Your goal ▸
From the first line to the last, repeat the data exactly and drop the pictures.

** Task data follows **

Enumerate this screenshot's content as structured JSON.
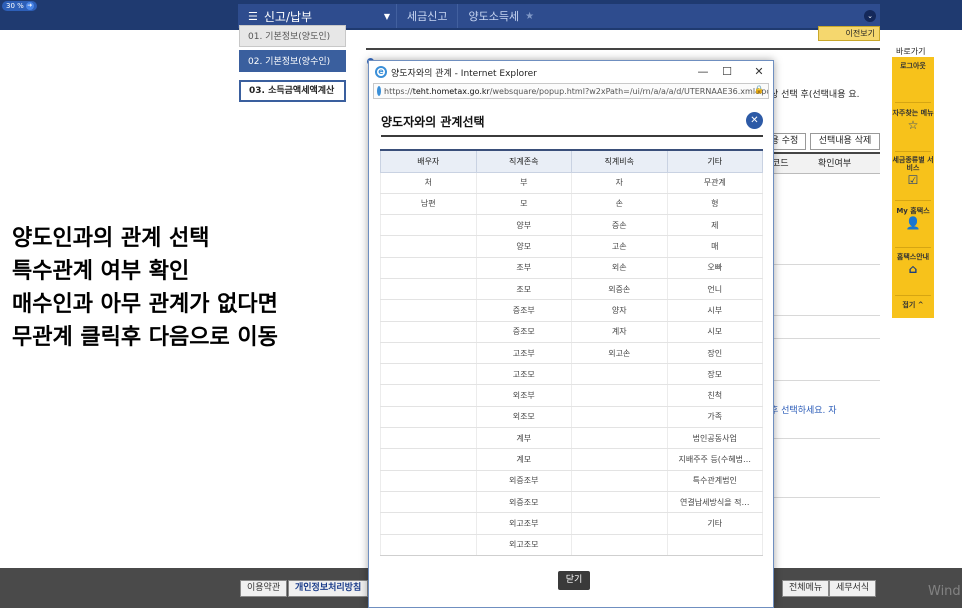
{
  "zoom": "30 %",
  "nav": {
    "menu_label": "신고/납부",
    "breadcrumbs": [
      "세금신고",
      "양도소득세"
    ]
  },
  "steps": [
    "01. 기본정보(양도인)",
    "02. 기본정보(양수인)",
    "03. 소득금액세액계산"
  ],
  "background": {
    "prev_button": "이전보기",
    "tip_text": "상 선택 후(선택내용 요.",
    "modify_button": "용 수정",
    "delete_button": "선택내용 삭제",
    "col_code": "코드",
    "col_confirm": "확인여부",
    "notice_text": "후 선택하세요. 자"
  },
  "quick_menu": {
    "title": "바로가기",
    "items": [
      "로그아웃",
      "자주찾는 메뉴",
      "세금종류별 서비스",
      "My 홈택스",
      "홈택스안내"
    ],
    "fold": "접기 ^"
  },
  "overlay_lines": [
    "양도인과의 관계 선택",
    "특수관계 여부 확인",
    "매수인과 아무 관계가 없다면",
    "무관계 클릭후 다음으로 이동"
  ],
  "footer": {
    "terms": "이용약관",
    "privacy": "개인정보처리방침",
    "all_menu": "전체메뉴",
    "sites": "세무서식",
    "watermark": "Wind"
  },
  "popup": {
    "window_title": "양도자와의 관계 - Internet Explorer",
    "url_prefix": "https://",
    "url_host": "teht.hometax.go.kr",
    "url_path": "/websquare/popup.html?w2xPath=/ui/rn/a/a/a/d/UTERNAAE36.xml&popupi",
    "heading": "양도자와의 관계선택",
    "close_button": "닫기",
    "table": {
      "headers": [
        "배우자",
        "직계존속",
        "직계비속",
        "기타"
      ],
      "rows": [
        [
          "처",
          "부",
          "자",
          "무관계"
        ],
        [
          "남편",
          "모",
          "손",
          "형"
        ],
        [
          "",
          "양부",
          "증손",
          "제"
        ],
        [
          "",
          "양모",
          "고손",
          "매"
        ],
        [
          "",
          "조부",
          "외손",
          "오빠"
        ],
        [
          "",
          "조모",
          "외증손",
          "언니"
        ],
        [
          "",
          "증조부",
          "양자",
          "시부"
        ],
        [
          "",
          "증조모",
          "계자",
          "시모"
        ],
        [
          "",
          "고조부",
          "외고손",
          "장인"
        ],
        [
          "",
          "고조모",
          "",
          "장모"
        ],
        [
          "",
          "외조부",
          "",
          "친척"
        ],
        [
          "",
          "외조모",
          "",
          "가족"
        ],
        [
          "",
          "계부",
          "",
          "법인공동사업"
        ],
        [
          "",
          "계모",
          "",
          "지배주주 등(수혜법…"
        ],
        [
          "",
          "외증조부",
          "",
          "특수관계법인"
        ],
        [
          "",
          "외증조모",
          "",
          "연결납세방식을 적…"
        ],
        [
          "",
          "외고조부",
          "",
          "기타"
        ],
        [
          "",
          "외고조모",
          "",
          ""
        ]
      ]
    }
  }
}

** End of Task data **

Answer to this problem ▸
Enumerate this screenshot's content as structured JSON.
{
  "zoom": "30 %",
  "nav": {
    "menu_label": "신고/납부",
    "breadcrumbs": [
      "세금신고",
      "양도소득세"
    ]
  },
  "steps": [
    "01. 기본정보(양도인)",
    "02. 기본정보(양수인)",
    "03. 소득금액세액계산"
  ],
  "background": {
    "prev_button": "이전보기",
    "tip_text": "상 선택 후(선택내용 요.",
    "modify_button": "용 수정",
    "delete_button": "선택내용 삭제",
    "col_code": "코드",
    "col_confirm": "확인여부",
    "notice_text": "후 선택하세요. 자"
  },
  "quick_menu": {
    "title": "바로가기",
    "items": [
      "로그아웃",
      "자주찾는 메뉴",
      "세금종류별 서비스",
      "My 홈택스",
      "홈택스안내"
    ],
    "fold": "접기 ^"
  },
  "overlay_lines": [
    "양도인과의 관계 선택",
    "특수관계 여부 확인",
    "매수인과 아무 관계가 없다면",
    "무관계 클릭후 다음으로 이동"
  ],
  "footer": {
    "terms": "이용약관",
    "privacy": "개인정보처리방침",
    "all_menu": "전체메뉴",
    "sites": "세무서식",
    "watermark": "Wind"
  },
  "popup": {
    "window_title": "양도자와의 관계 - Internet Explorer",
    "url_prefix": "https://",
    "url_host": "teht.hometax.go.kr",
    "url_path": "/websquare/popup.html?w2xPath=/ui/rn/a/a/a/d/UTERNAAE36.xml&popupi",
    "heading": "양도자와의 관계선택",
    "close_button": "닫기",
    "table": {
      "headers": [
        "배우자",
        "직계존속",
        "직계비속",
        "기타"
      ],
      "rows": [
        [
          "처",
          "부",
          "자",
          "무관계"
        ],
        [
          "남편",
          "모",
          "손",
          "형"
        ],
        [
          "",
          "양부",
          "증손",
          "제"
        ],
        [
          "",
          "양모",
          "고손",
          "매"
        ],
        [
          "",
          "조부",
          "외손",
          "오빠"
        ],
        [
          "",
          "조모",
          "외증손",
          "언니"
        ],
        [
          "",
          "증조부",
          "양자",
          "시부"
        ],
        [
          "",
          "증조모",
          "계자",
          "시모"
        ],
        [
          "",
          "고조부",
          "외고손",
          "장인"
        ],
        [
          "",
          "고조모",
          "",
          "장모"
        ],
        [
          "",
          "외조부",
          "",
          "친척"
        ],
        [
          "",
          "외조모",
          "",
          "가족"
        ],
        [
          "",
          "계부",
          "",
          "법인공동사업"
        ],
        [
          "",
          "계모",
          "",
          "지배주주 등(수혜법…"
        ],
        [
          "",
          "외증조부",
          "",
          "특수관계법인"
        ],
        [
          "",
          "외증조모",
          "",
          "연결납세방식을 적…"
        ],
        [
          "",
          "외고조부",
          "",
          "기타"
        ],
        [
          "",
          "외고조모",
          "",
          ""
        ]
      ]
    }
  }
}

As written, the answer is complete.